To investigate the differences in vulnerability between strongly and weakly connected networks, the activation function is modified. The connectivity of the system is represented by the *connectivity parameter c*, which is multiplied with the weights matrix **W**. This results in the following *total activation function*:

A_{i}^{t} = ∑^{J}_{j = 1} c**W**_{ij}X_{j}^{t-1}

In the article, the connectivity parameter *c* has three different values, in order to create three different networks: a weak (*c = 0.80*), a medium (*c = 1.10*) and a strongly connected network (*c = 2.00*). We used *c* in the range 0.5 - 3.0 with these values as anchor points. For all networks, the simulation started with all symptoms in an inactive state. The simulation was run for 10000 time steps and at each time step the total activation and the probability of symptom activation was calculated. From these probabilities, the symptom values for the next time step were sampled.

At each time point, the total number of activated symptoms was tracked, and labelled as *D* (the state of the system). The more symptoms were active, the more 'depressed' the system was. Later, in above and beyond we specify this further.

As the graphs below show, 'depressed' states increase with connectivity. For a weakly connected system (*c < 1.0*) there are moments where several sympoms occur, but the system never develops into a 'depressed' one. As connecitivity increases, the system starts to oscillate between the 'non-depressed' and 'depressed' state. The system is able to go back to a 'non-depressed' state without changes to the network (in the real world, that would be therapy or medication). The strongly connected network (*c > 1.2 *) becomes 'depressed' after a short time, and does not change back to the 'non-depressed' state. This can be regarded as a person that will not be able to get out of a depression without external help.

To get a feeling of the behaviour of the system, play around with the *c*-parameter and the number of iterations. Don't forget to press **Update Graph**!

The model used in simulation I represents the development of MD without an external trigger. To include the influence of externel events, a second simulation was done.

**Simulation II: Investigating the influence of external stress on the MD systems**

Since external stressful events (like the death of a loved one) have an impact on the development of MD, the simulation study above does not do justice to real life. In this second simulation study, there is an additional factor influencing the MD network: **stress**. The aim of this addition is to try to answer the following question:

**What happens to systems with increasing connectivity, when external stress is added?**

To answer this question, the total activation function was modified into the following equation:

A_{i}^{t} = ∑^{J}_{j = 1} c**W**_{ij}X_{j}^{t-1} + S_{i}^{t}

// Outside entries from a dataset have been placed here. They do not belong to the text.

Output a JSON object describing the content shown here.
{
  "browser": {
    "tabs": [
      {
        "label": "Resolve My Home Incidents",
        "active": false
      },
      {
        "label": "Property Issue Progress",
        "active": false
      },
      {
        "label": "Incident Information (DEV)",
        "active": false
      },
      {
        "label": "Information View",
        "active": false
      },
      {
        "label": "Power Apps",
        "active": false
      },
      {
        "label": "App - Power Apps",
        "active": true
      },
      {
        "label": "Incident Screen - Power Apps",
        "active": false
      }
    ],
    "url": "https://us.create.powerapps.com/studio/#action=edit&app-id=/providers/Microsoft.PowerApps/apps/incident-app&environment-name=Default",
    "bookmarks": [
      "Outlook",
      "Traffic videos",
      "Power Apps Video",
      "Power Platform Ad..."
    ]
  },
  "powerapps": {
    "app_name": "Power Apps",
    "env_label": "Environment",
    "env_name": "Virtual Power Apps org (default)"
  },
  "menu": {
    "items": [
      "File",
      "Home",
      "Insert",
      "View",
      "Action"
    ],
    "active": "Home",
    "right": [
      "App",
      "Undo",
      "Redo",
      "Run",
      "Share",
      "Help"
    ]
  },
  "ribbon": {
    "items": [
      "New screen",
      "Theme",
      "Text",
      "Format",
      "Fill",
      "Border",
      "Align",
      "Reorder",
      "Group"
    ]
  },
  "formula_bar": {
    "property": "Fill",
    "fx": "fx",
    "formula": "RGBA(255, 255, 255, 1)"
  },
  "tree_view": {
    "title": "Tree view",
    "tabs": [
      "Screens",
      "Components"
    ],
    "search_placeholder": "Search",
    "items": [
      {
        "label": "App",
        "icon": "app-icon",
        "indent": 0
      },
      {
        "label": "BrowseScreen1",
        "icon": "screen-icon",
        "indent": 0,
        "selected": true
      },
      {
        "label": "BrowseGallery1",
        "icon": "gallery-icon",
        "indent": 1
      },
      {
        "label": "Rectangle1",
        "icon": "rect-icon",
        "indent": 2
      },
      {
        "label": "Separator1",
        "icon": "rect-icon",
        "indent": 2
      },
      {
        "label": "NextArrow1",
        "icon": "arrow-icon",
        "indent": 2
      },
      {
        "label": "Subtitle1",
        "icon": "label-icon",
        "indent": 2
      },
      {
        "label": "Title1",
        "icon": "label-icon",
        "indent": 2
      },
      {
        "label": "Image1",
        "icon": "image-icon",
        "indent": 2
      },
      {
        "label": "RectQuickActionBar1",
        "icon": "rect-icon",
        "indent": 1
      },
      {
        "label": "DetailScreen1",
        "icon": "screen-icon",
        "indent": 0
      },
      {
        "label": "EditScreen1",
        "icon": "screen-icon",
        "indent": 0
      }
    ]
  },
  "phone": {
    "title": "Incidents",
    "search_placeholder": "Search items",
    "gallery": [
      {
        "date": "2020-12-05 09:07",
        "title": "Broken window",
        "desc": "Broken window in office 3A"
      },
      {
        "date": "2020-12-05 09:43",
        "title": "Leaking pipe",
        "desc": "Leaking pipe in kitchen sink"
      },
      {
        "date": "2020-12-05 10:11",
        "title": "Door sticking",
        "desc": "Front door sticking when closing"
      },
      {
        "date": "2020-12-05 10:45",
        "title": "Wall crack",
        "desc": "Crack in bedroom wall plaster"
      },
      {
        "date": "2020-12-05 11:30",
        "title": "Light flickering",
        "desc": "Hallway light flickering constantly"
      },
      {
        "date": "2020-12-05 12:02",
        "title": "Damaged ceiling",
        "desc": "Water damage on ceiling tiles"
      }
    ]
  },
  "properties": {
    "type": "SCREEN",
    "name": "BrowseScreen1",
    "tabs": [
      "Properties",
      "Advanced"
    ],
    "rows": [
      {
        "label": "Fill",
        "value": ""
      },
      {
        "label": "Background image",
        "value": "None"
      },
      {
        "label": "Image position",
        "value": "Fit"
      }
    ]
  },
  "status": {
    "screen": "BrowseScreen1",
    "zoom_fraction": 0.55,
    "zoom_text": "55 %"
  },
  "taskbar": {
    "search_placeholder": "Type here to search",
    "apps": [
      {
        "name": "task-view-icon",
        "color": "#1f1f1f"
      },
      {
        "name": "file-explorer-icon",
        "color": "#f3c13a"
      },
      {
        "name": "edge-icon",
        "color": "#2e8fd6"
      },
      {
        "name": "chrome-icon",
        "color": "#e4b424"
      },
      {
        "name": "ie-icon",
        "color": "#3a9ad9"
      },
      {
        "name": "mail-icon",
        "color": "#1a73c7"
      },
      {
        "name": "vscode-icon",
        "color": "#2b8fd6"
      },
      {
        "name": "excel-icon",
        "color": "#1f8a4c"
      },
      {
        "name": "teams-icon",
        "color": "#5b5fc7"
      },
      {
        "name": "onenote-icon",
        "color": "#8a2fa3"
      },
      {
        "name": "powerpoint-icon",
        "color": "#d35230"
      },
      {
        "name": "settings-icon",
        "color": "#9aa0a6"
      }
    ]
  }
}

For the sake of simplicity, it was assumed that stress influences all symptoms equally. Stress was first increased from -15 to 15, then decreased from 15 to -15 with small steps. The system changes from a 'non-depressed' state to a 'depressed' state in response to increasing stress (the blue lines). For a weakly connected network in a 'depressed' state, decreasing the stress level makes it switch back to a 'non-depressed' state at the initial tipping point on which it switched to a 'depressed' state in the first place (see the red lines). For a heavilly connected network, this tipping point lays after the initial tipping point. So, to get into a 'depressed' state a different level of stress is needed, than to get out again. For someone with a heavily connected network to get out of this 'depressed' state, a lower amount of stress is needed, than the initial tipping point. In the graph you see, for a weakly connected network, that going to a 'depressed' state happens at the same stress level as going back to a 'non-depressed' state, while a network which is heavily connected needs a lower stress level to switch back to a 'non-depressed' state.

The graph below lets you play with this system. Increase or decrease the conncectivity and see what happens. Don't forget *c = 0.8* is a weakly connected network, *c = 1.1* is a medium connected network and *c = 2* is a heavily connected network.